Why is there so much granite in Yosemite?

As glaciers pushed through river valleys and over or around the Sierra Nevada, weaker rocks eroded away. The huge blocks of erosion-resistant granite left behind define Yosemite’s landscape today.

What does Yosemite mean?

Yosemite means literally “those who kill” (Yos, “to kill,” the modifier e, “one who,” and the plural suffix -meti). It was used by the surrounding Miwok tribes. The Yosemite tribe, led by Chief Tenaya, were composed of renegades from multiple tribes, including Mono Paiute from the eastern Sierra.

Is there a volcano in Yosemite National Park?

One of the others that’s worth keeping an eye on — and the U.S. Geological Survey does just that — is the Long Valley caldera in California, near the popular ski resort of Mammoth Mountain, just east of Yosemite National Park. It erupted 700,000 years ago. But Californians don’t worry about volcanoes.

When did the fire Falls stop in Yosemite?


What created Yosemite?

October 1, 1890

Is Yosemite on a fault line?

Kent said a magnitude 6 earthquake or larger typically strikes every 10 years or so along the Sierra Nevada frontal fault system running from south of Yosemite National Park to north of Reno and Lake Tahoe. There were seven magnitude 6.5 or larger in the region from 1915 to 1954, but none since, he said.

What type of rock is Half Dome in Yosemite?


What is the largest glacier in Yosemite National Park?

Lyell Glacier

How old is Yosemite?

Yosemite National Park was designated by an Act of Congress on October 1, 1890, making it the third national park in the United States, after Yellowstone (1872) and Sequoia (1890). Friday, October 1, 2010 marks the 120th birthday of the park.

What famous valley in a California national park was formed by a glacier?

Yosemite Valley

Is Half Dome a volcano?

Half Dome, like the other granite exposures in Yosemite, formed from so-called “intrusions” of magma—molten rock—that solidified underground to form massive granite bodies. While volcanic rocks are scattered throughout the range, the Sierra core is tough, widely jointed, beautifully pale granite.

Is Yosemite Valley an example of a moraine?

The current floor of Yosemite Valley is very flat. This moraine formed during the Tioga glacial period. The right lateral moraine of the Merced River glacier combined with the left lateral moraine of the Tenaya Canyon Glacier to form this medial moraine.

How was Grand Canyon formed?
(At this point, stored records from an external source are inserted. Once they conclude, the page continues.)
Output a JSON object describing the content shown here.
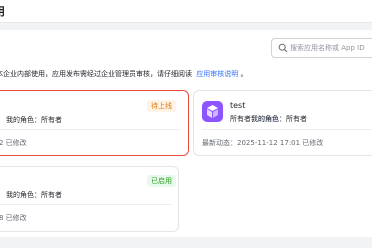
{
  "page": {
    "title": "用"
  },
  "search": {
    "placeholder": "搜索应用名称或 App ID"
  },
  "notice": {
    "text": "本企业内部使用，应用发布需经过企业管理员审核，请仔细阅读",
    "link": "应用审核说明",
    "suffix": "。"
  },
  "cards": [
    {
      "badge": "待上线",
      "role": "我的角色：所有者",
      "modified": "2 已修改"
    },
    {
      "name": "test",
      "owner_label": "所有者：",
      "role": "我的角色：所有者",
      "modified": "最新动态：2025-11-12 17:01 已修改"
    },
    {
      "badge": "已启用",
      "role": "我的角色：所有者",
      "modified": "8 已修改"
    }
  ],
  "colors": {
    "accent": "#3370ff",
    "selected_border": "#e74c3c",
    "app_icon": "#8d55ff"
  }
}
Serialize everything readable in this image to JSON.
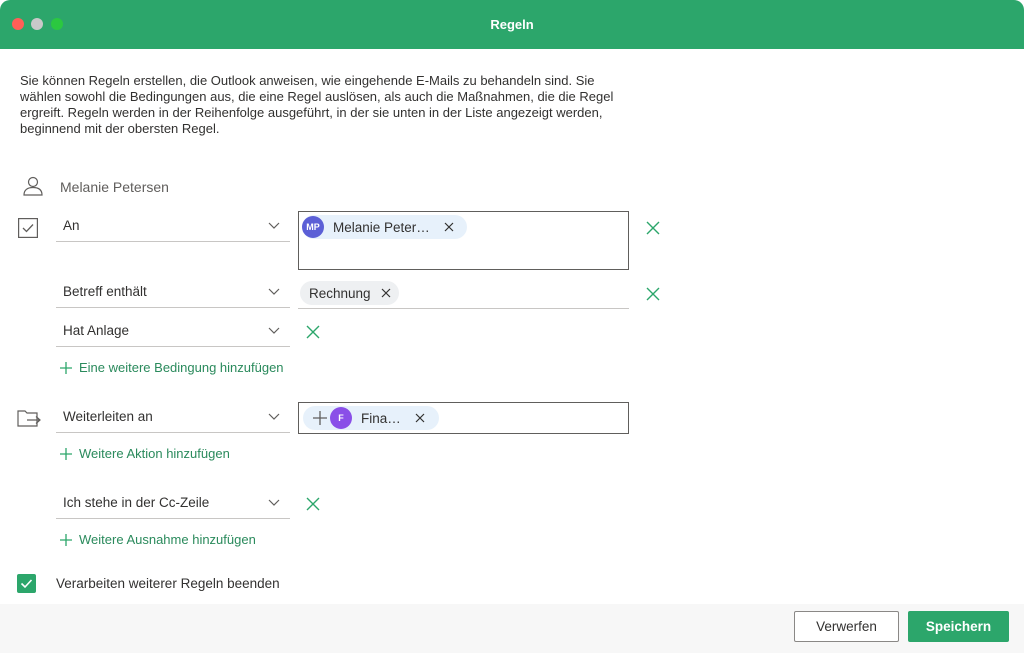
{
  "window": {
    "title": "Regeln"
  },
  "description": "Sie können Regeln erstellen, die Outlook anweisen, wie eingehende E-Mails zu behandeln sind. Sie wählen sowohl die Bedingungen aus, die eine Regel auslösen, als auch die Maßnahmen, die die Regel ergreift. Regeln werden in der Reihenfolge ausgeführt, in der sie unten in der Liste angezeigt werden, beginnend mit der obersten Regel.",
  "rule": {
    "name": "Melanie Petersen",
    "conditions": [
      {
        "type": "An",
        "recipient": {
          "initials": "MP",
          "name": "Melanie Peter…"
        }
      },
      {
        "type": "Betreff enthält",
        "keyword": "Rechnung"
      },
      {
        "type": "Hat Anlage"
      }
    ],
    "add_condition": "Eine weitere Bedingung hinzufügen",
    "action": {
      "type": "Weiterleiten an",
      "target": {
        "initials": "F",
        "name": "Fina…"
      }
    },
    "add_action": "Weitere Aktion hinzufügen",
    "exception": {
      "type": "Ich stehe in der Cc-Zeile"
    },
    "add_exception": "Weitere Ausnahme hinzufügen",
    "stop_processing": {
      "label": "Verarbeiten weiterer Regeln beenden",
      "checked": true
    }
  },
  "buttons": {
    "discard": "Verwerfen",
    "save": "Speichern"
  },
  "colors": {
    "accent": "#2ca66b",
    "avatar_mp": "#5b5fd6",
    "avatar_f": "#8a4fe8"
  }
}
The Grand Canyon is a large, deep river valley in Northeastern Arizona. The main cause of the erosion that formed the Grand Canyon was water; most scientists agree that it formed when the Colorado River started carving through layers of volcanic rock and sediment between five million and six million years ago.